▶ [ASSIGNMENT]: Each line of data below is to be returned exactly, leaving out any picture.

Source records
########################################

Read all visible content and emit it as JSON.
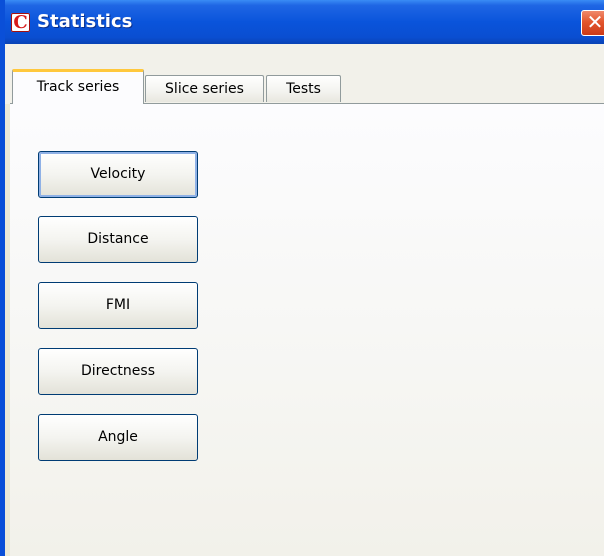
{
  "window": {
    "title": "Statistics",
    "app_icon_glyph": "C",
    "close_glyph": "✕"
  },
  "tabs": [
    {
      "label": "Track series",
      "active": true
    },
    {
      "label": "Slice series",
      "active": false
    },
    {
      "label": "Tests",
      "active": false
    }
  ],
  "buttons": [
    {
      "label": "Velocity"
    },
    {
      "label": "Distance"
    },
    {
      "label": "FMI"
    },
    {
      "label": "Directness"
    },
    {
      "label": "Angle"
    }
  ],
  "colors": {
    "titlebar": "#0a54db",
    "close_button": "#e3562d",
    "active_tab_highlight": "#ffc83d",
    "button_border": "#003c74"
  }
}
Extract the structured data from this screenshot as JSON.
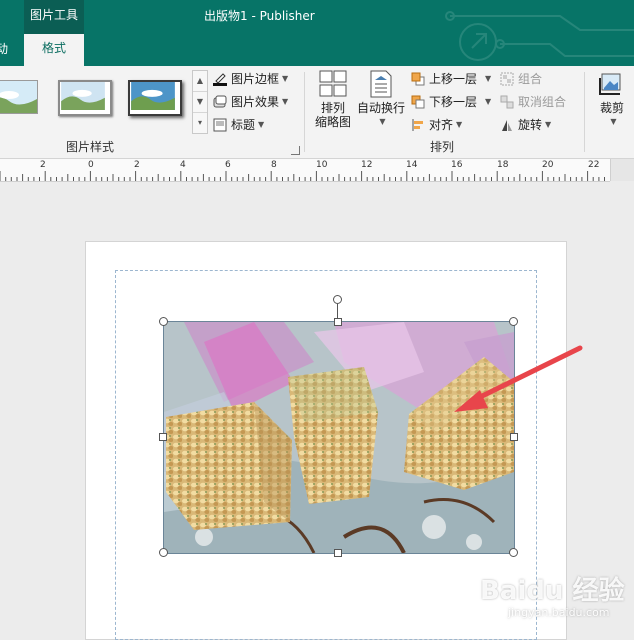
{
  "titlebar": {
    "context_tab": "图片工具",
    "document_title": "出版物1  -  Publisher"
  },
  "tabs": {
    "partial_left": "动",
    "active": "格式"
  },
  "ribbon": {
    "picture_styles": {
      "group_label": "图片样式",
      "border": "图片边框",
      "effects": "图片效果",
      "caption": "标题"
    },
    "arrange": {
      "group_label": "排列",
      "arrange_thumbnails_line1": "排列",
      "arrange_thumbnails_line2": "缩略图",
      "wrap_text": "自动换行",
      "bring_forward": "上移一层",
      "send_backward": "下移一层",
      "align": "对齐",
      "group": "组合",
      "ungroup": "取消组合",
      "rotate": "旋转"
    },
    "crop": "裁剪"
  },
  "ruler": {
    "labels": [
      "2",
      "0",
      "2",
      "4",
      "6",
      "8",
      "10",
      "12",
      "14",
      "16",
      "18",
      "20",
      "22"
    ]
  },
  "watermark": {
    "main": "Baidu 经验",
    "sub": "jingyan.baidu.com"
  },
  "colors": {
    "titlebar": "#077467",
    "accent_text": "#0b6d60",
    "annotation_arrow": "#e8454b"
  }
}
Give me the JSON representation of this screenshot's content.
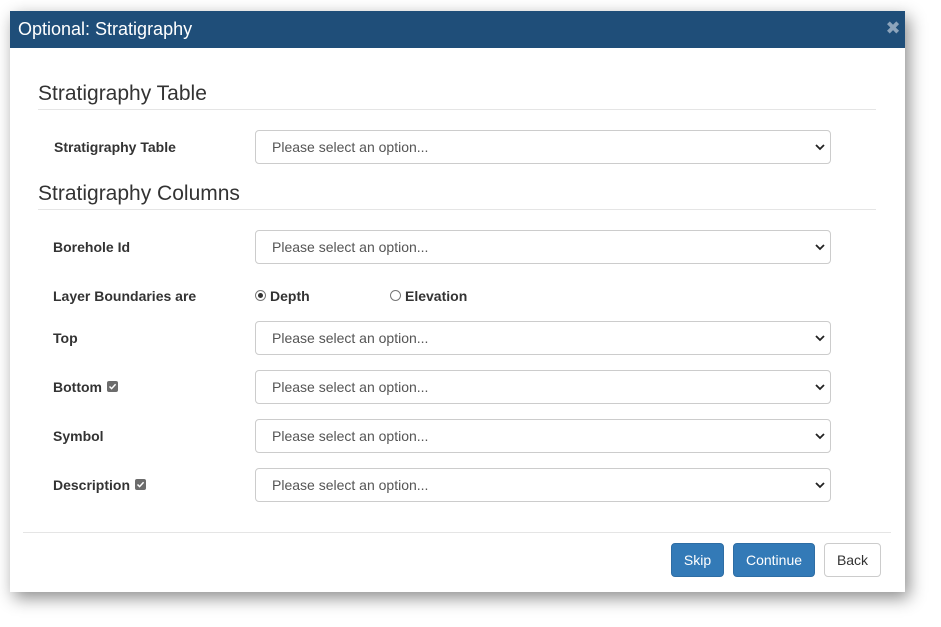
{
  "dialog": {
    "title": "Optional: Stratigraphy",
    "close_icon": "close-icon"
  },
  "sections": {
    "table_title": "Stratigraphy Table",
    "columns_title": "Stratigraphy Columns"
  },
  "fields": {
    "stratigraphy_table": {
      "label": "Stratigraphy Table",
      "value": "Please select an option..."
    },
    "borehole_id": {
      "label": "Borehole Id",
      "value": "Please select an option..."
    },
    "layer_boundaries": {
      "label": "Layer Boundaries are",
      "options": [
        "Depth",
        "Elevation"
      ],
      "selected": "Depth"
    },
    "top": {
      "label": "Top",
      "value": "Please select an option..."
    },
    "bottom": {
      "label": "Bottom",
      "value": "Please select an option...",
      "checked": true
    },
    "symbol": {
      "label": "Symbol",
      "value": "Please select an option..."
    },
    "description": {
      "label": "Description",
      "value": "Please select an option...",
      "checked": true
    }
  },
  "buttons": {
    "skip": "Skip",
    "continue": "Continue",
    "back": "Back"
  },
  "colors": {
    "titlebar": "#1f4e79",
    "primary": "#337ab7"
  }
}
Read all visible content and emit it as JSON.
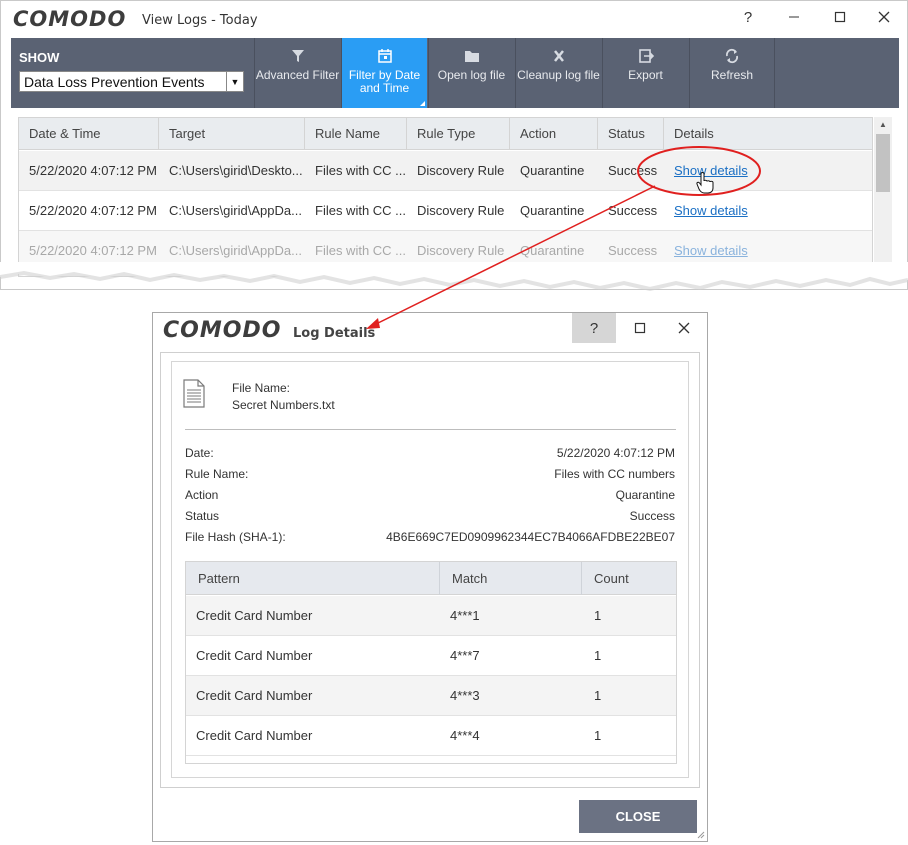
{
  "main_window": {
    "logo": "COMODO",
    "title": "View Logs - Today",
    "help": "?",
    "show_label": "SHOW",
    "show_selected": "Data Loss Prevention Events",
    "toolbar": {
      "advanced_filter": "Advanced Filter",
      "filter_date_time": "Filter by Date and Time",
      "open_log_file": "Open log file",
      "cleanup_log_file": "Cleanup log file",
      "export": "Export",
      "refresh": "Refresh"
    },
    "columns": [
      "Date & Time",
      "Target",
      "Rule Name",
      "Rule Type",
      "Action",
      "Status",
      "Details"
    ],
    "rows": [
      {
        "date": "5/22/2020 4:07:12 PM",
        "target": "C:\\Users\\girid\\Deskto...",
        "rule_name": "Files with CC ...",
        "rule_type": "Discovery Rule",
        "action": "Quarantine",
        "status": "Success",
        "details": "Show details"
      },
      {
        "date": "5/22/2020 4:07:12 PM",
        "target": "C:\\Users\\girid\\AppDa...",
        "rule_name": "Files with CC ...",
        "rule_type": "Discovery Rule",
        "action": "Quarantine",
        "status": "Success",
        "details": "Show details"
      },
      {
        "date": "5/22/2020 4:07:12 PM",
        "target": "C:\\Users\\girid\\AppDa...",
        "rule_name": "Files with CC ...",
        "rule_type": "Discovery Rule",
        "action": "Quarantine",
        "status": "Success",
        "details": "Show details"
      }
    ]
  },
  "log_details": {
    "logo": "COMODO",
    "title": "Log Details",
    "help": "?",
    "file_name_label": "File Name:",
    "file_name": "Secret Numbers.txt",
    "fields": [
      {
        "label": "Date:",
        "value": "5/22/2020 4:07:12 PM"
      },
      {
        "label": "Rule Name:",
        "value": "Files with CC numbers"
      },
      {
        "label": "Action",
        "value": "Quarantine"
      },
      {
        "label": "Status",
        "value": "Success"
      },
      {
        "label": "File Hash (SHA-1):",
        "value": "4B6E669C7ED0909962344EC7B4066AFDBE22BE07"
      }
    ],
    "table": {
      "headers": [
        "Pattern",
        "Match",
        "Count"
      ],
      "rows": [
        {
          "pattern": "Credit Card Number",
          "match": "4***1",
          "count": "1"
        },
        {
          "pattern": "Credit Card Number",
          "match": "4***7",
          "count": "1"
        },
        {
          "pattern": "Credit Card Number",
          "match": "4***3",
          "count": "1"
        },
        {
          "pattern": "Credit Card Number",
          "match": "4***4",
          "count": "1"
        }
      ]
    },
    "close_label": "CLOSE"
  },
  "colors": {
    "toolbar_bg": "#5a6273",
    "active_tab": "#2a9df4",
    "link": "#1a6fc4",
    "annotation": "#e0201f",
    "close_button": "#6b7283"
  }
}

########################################

▶ [RESPONSE FOR THIS EXERCISE]:
Read all visible content and emit it as JSON.
{
  "window": {
    "title": "Statistics",
    "app_icon_glyph": "C",
    "close_glyph": "✕"
  },
  "tabs": [
    {
      "label": "Track series",
      "active": true
    },
    {
      "label": "Slice series",
      "active": false
    },
    {
      "label": "Tests",
      "active": false
    }
  ],
  "buttons": [
    {
      "label": "Velocity"
    },
    {
      "label": "Distance"
    },
    {
      "label": "FMI"
    },
    {
      "label": "Directness"
    },
    {
      "label": "Angle"
    }
  ],
  "colors": {
    "titlebar": "#0a54db",
    "close_button": "#e3562d",
    "active_tab_highlight": "#ffc83d",
    "button_border": "#003c74"
  }
}
Extract the structured data from this screenshot as JSON.
{
  "titlebar": {
    "context_tab": "图片工具",
    "document_title": "出版物1  -  Publisher"
  },
  "tabs": {
    "partial_left": "动",
    "active": "格式"
  },
  "ribbon": {
    "picture_styles": {
      "group_label": "图片样式",
      "border": "图片边框",
      "effects": "图片效果",
      "caption": "标题"
    },
    "arrange": {
      "group_label": "排列",
      "arrange_thumbnails_line1": "排列",
      "arrange_thumbnails_line2": "缩略图",
      "wrap_text": "自动换行",
      "bring_forward": "上移一层",
      "send_backward": "下移一层",
      "align": "对齐",
      "group": "组合",
      "ungroup": "取消组合",
      "rotate": "旋转"
    },
    "crop": "裁剪"
  },
  "ruler": {
    "labels": [
      "2",
      "0",
      "2",
      "4",
      "6",
      "8",
      "10",
      "12",
      "14",
      "16",
      "18",
      "20",
      "22"
    ]
  },
  "watermark": {
    "main": "Baidu 经验",
    "sub": "jingyan.baidu.com"
  },
  "colors": {
    "titlebar": "#077467",
    "accent_text": "#0b6d60",
    "annotation_arrow": "#e8454b"
  }
}
Give me the JSON representation of this screenshot's content.
{
  "dialog": {
    "title": "Optional: Stratigraphy",
    "close_icon": "close-icon"
  },
  "sections": {
    "table_title": "Stratigraphy Table",
    "columns_title": "Stratigraphy Columns"
  },
  "fields": {
    "stratigraphy_table": {
      "label": "Stratigraphy Table",
      "value": "Please select an option..."
    },
    "borehole_id": {
      "label": "Borehole Id",
      "value": "Please select an option..."
    },
    "layer_boundaries": {
      "label": "Layer Boundaries are",
      "options": [
        "Depth",
        "Elevation"
      ],
      "selected": "Depth"
    },
    "top": {
      "label": "Top",
      "value": "Please select an option..."
    },
    "bottom": {
      "label": "Bottom",
      "value": "Please select an option...",
      "checked": true
    },
    "symbol": {
      "label": "Symbol",
      "value": "Please select an option..."
    },
    "description": {
      "label": "Description",
      "value": "Please select an option...",
      "checked": true
    }
  },
  "buttons": {
    "skip": "Skip",
    "continue": "Continue",
    "back": "Back"
  },
  "colors": {
    "titlebar": "#1f4e79",
    "primary": "#337ab7"
  }
}
Read all visible content and emit it as JSON.
{
  "main_window": {
    "logo": "COMODO",
    "title": "View Logs - Today",
    "help": "?",
    "show_label": "SHOW",
    "show_selected": "Data Loss Prevention Events",
    "toolbar": {
      "advanced_filter": "Advanced Filter",
      "filter_date_time": "Filter by Date and Time",
      "open_log_file": "Open log file",
      "cleanup_log_file": "Cleanup log file",
      "export": "Export",
      "refresh": "Refresh"
    },
    "columns": [
      "Date & Time",
      "Target",
      "Rule Name",
      "Rule Type",
      "Action",
      "Status",
      "Details"
    ],
    "rows": [
      {
        "date": "5/22/2020 4:07:12 PM",
        "target": "C:\\Users\\girid\\Deskto...",
        "rule_name": "Files with CC ...",
        "rule_type": "Discovery Rule",
        "action": "Quarantine",
        "status": "Success",
        "details": "Show details"
      },
      {
        "date": "5/22/2020 4:07:12 PM",
        "target": "C:\\Users\\girid\\AppDa...",
        "rule_name": "Files with CC ...",
        "rule_type": "Discovery Rule",
        "action": "Quarantine",
        "status": "Success",
        "details": "Show details"
      },
      {
        "date": "5/22/2020 4:07:12 PM",
        "target": "C:\\Users\\girid\\AppDa...",
        "rule_name": "Files with CC ...",
        "rule_type": "Discovery Rule",
        "action": "Quarantine",
        "status": "Success",
        "details": "Show details"
      }
    ]
  },
  "log_details": {
    "logo": "COMODO",
    "title": "Log Details",
    "help": "?",
    "file_name_label": "File Name:",
    "file_name": "Secret Numbers.txt",
    "fields": [
      {
        "label": "Date:",
        "value": "5/22/2020 4:07:12 PM"
      },
      {
        "label": "Rule Name:",
        "value": "Files with CC numbers"
      },
      {
        "label": "Action",
        "value": "Quarantine"
      },
      {
        "label": "Status",
        "value": "Success"
      },
      {
        "label": "File Hash (SHA-1):",
        "value": "4B6E669C7ED0909962344EC7B4066AFDBE22BE07"
      }
    ],
    "table": {
      "headers": [
        "Pattern",
        "Match",
        "Count"
      ],
      "rows": [
        {
          "pattern": "Credit Card Number",
          "match": "4***1",
          "count": "1"
        },
        {
          "pattern": "Credit Card Number",
          "match": "4***7",
          "count": "1"
        },
        {
          "pattern": "Credit Card Number",
          "match": "4***3",
          "count": "1"
        },
        {
          "pattern": "Credit Card Number",
          "match": "4***4",
          "count": "1"
        }
      ]
    },
    "close_label": "CLOSE"
  },
  "colors": {
    "toolbar_bg": "#5a6273",
    "active_tab": "#2a9df4",
    "link": "#1a6fc4",
    "annotation": "#e0201f",
    "close_button": "#6b7283"
  }
}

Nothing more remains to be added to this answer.